Start of Block

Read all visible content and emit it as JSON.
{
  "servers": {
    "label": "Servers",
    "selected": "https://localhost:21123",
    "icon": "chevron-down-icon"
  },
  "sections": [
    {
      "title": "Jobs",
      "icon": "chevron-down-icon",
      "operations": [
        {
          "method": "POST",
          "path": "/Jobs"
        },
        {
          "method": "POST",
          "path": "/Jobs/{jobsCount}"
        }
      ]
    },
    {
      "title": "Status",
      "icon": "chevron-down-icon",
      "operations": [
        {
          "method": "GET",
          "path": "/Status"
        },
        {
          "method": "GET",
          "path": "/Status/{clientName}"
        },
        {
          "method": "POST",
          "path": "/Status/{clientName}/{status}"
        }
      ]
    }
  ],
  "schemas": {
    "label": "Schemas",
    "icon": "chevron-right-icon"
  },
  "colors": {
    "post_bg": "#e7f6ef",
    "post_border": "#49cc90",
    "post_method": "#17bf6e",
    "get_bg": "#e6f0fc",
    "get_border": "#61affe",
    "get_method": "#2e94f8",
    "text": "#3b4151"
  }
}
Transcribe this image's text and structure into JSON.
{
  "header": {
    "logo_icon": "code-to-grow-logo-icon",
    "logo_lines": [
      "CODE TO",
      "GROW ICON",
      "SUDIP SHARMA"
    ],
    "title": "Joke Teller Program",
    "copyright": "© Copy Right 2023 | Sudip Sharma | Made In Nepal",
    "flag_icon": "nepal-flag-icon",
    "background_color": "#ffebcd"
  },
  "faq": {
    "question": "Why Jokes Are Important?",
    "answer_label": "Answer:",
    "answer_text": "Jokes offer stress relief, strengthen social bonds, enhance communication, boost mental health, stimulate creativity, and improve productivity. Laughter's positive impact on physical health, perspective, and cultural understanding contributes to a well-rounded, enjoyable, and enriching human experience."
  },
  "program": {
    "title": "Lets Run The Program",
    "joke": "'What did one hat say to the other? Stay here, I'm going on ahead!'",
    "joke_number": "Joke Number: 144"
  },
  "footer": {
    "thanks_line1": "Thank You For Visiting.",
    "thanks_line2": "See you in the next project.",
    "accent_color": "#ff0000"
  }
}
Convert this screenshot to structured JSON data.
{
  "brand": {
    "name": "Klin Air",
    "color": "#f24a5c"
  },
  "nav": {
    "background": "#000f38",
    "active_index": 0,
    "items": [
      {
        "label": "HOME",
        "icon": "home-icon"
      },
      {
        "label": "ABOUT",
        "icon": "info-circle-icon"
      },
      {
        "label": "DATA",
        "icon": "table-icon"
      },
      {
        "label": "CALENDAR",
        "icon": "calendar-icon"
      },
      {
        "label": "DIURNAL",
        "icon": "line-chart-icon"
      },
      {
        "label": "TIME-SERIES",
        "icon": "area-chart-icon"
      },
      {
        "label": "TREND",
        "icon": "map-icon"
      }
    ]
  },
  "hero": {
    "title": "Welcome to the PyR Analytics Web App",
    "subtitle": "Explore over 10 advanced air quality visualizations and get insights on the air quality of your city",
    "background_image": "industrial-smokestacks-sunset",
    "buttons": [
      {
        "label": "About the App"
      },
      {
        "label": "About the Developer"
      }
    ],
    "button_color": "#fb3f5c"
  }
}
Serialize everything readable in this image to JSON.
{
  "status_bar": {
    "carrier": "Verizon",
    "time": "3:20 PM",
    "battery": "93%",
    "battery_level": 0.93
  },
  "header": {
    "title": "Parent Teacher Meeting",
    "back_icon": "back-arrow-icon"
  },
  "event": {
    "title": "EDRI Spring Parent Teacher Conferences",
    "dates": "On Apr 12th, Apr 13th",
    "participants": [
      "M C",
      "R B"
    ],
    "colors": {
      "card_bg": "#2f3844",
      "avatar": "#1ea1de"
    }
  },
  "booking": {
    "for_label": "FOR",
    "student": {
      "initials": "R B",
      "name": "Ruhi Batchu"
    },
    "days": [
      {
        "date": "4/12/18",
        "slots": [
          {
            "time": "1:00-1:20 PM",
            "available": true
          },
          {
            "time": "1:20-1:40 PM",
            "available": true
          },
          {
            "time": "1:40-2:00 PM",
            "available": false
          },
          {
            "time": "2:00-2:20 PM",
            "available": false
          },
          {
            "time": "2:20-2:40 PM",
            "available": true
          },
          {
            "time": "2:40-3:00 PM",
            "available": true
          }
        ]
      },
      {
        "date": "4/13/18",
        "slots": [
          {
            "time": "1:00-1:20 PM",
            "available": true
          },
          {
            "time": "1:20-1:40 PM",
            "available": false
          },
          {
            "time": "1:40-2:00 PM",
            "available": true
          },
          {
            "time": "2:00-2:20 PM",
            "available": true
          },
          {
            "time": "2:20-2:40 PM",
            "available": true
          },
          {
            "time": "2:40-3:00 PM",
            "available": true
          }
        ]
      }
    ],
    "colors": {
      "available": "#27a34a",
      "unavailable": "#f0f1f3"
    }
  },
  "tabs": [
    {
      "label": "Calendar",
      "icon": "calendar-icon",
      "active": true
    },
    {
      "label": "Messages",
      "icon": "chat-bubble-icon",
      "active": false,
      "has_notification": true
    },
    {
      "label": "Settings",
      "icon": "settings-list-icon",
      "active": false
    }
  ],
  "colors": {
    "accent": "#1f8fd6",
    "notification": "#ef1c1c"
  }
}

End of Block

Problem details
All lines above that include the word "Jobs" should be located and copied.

Task output
      "title": "Jobs",
          "path": "/Jobs"
          "path": "/Jobs/{jobsCount}"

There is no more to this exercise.